For now, I’m still going to brush it off as an issue of time constraint and take in the bits of the new that is around me
This layover hasn’t been as jarringly different from any other airport layover experiences. However, it has left me with more a sense of feeling tiny and lost in a sea of people. As airports go, there’s not much difference between this one and any American airport when it comes to architecture but the details are in the people. The sheer variety and number of people and there being no “rush hour” or work-day schedule effecting when the place feels crowded or empty. There’s a constant flow of people coming in and flying out.

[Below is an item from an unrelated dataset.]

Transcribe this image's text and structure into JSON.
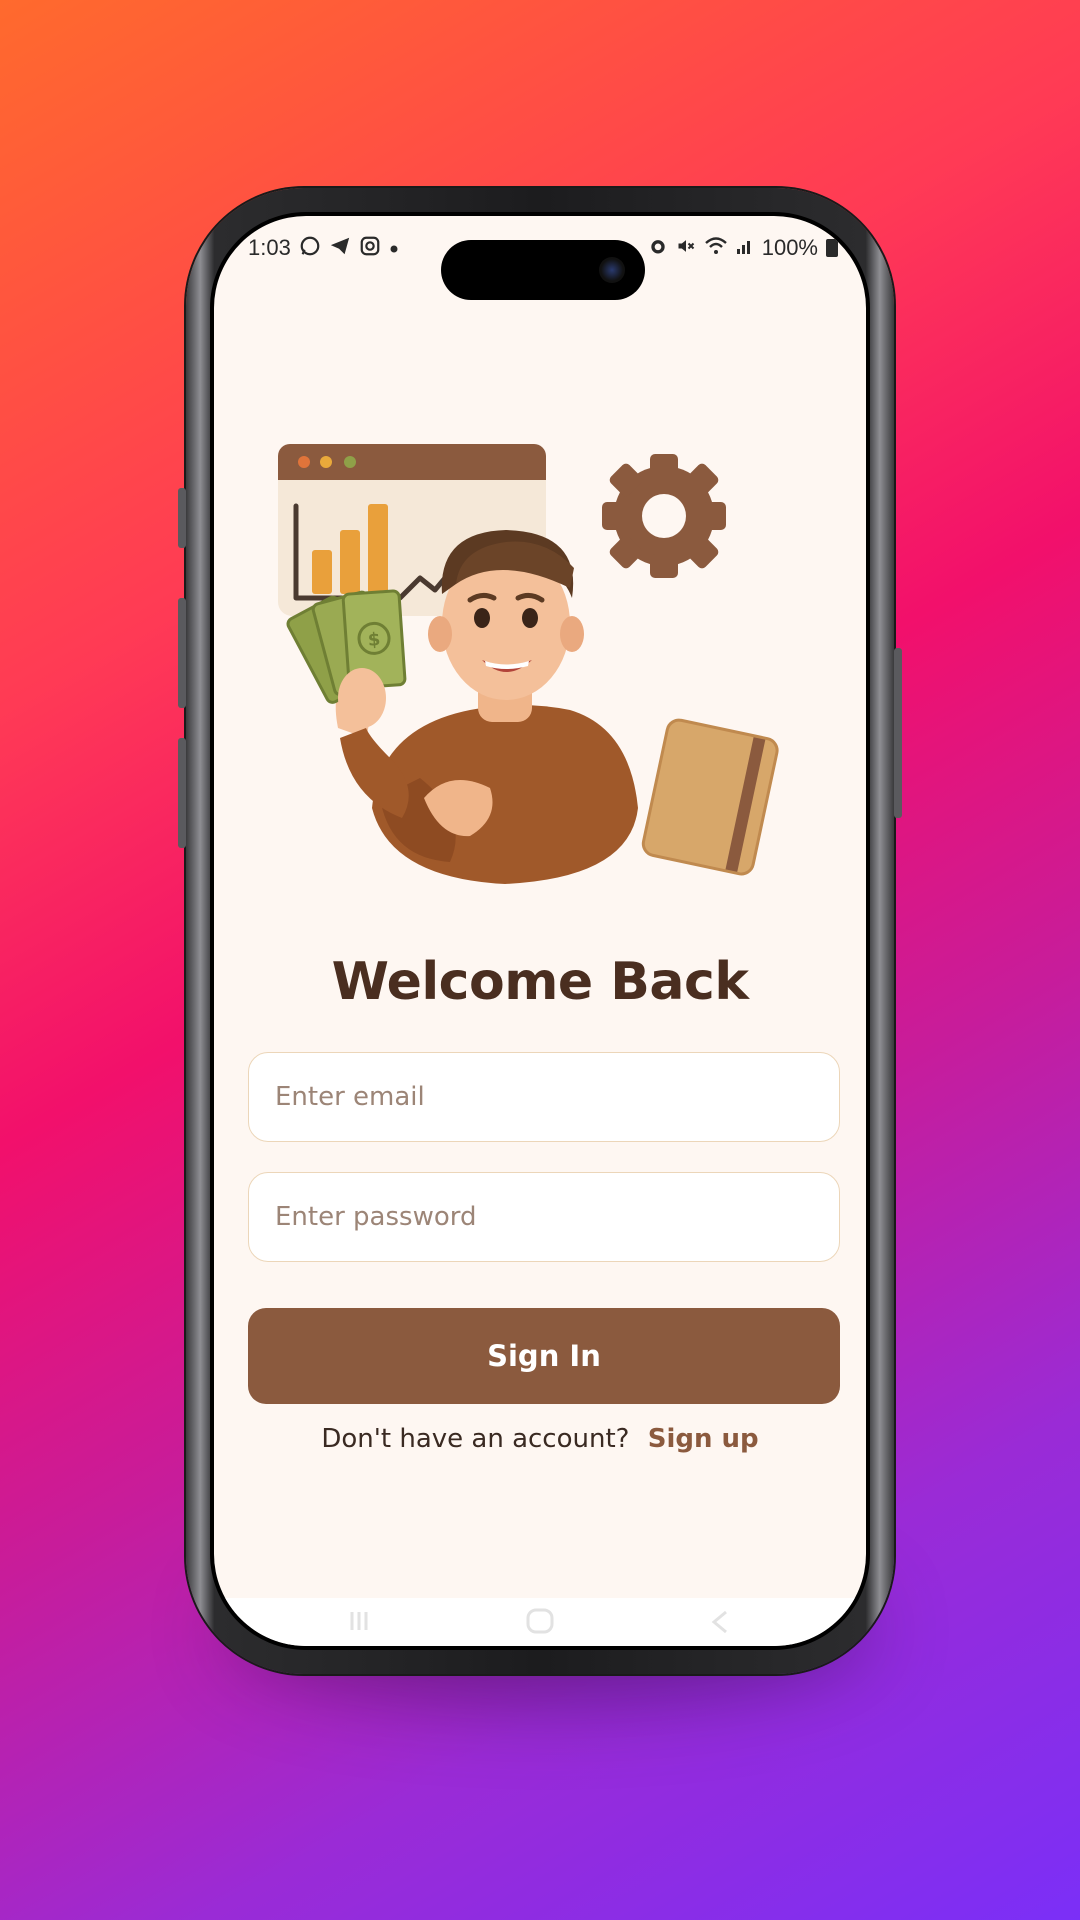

My mother often jokes that I know people all over the world… and she’s not totally wrong. I had tentative plans with a friend from university in Istanbul, I met up with a former classmate in my 28 hours in London, and i rendez-voused with a friend from high school while in Paris crashing on the floor of my former university roommate’s apartment AND visited another university friend and his new growing family in their new apartment in a suburb of Paris (5 different people total). To top it off, I even ran into another friend from the same university at the airport in Chicago. She was arriving, I was leaving. We grabbed lunch, a short one, but a delightfully spontaneous one.
However, I find myself sitting alone at a Starbucks counter. I’m using wifi I managed to scrounge up with a password from another weary traveler. I feel the magnitude of the distance I am from home and the fact that I am traveling alone. I’m not scared, I just feel alone. It’s not a sad feeling, but is just a sense of being. Not being able to just text a friend about this offers that extra level of detachment. Even being online right now offers little in the way of connection. I’m several hours off from most friends time zone wise, I rarely see my G-chat so empty.
It’s calming and invigorating even if I know it’s a feeling that will pass, with in only hours at that.
But even in this solitude there’s still something connect me with fellow travelers of all ages, ethnicities, languages, backgrounds, and genders: our search for a stable free Wifi connection.
Jax is a digital video and documentary producer living in the heartland. You can follow her highjinks @Jtoddles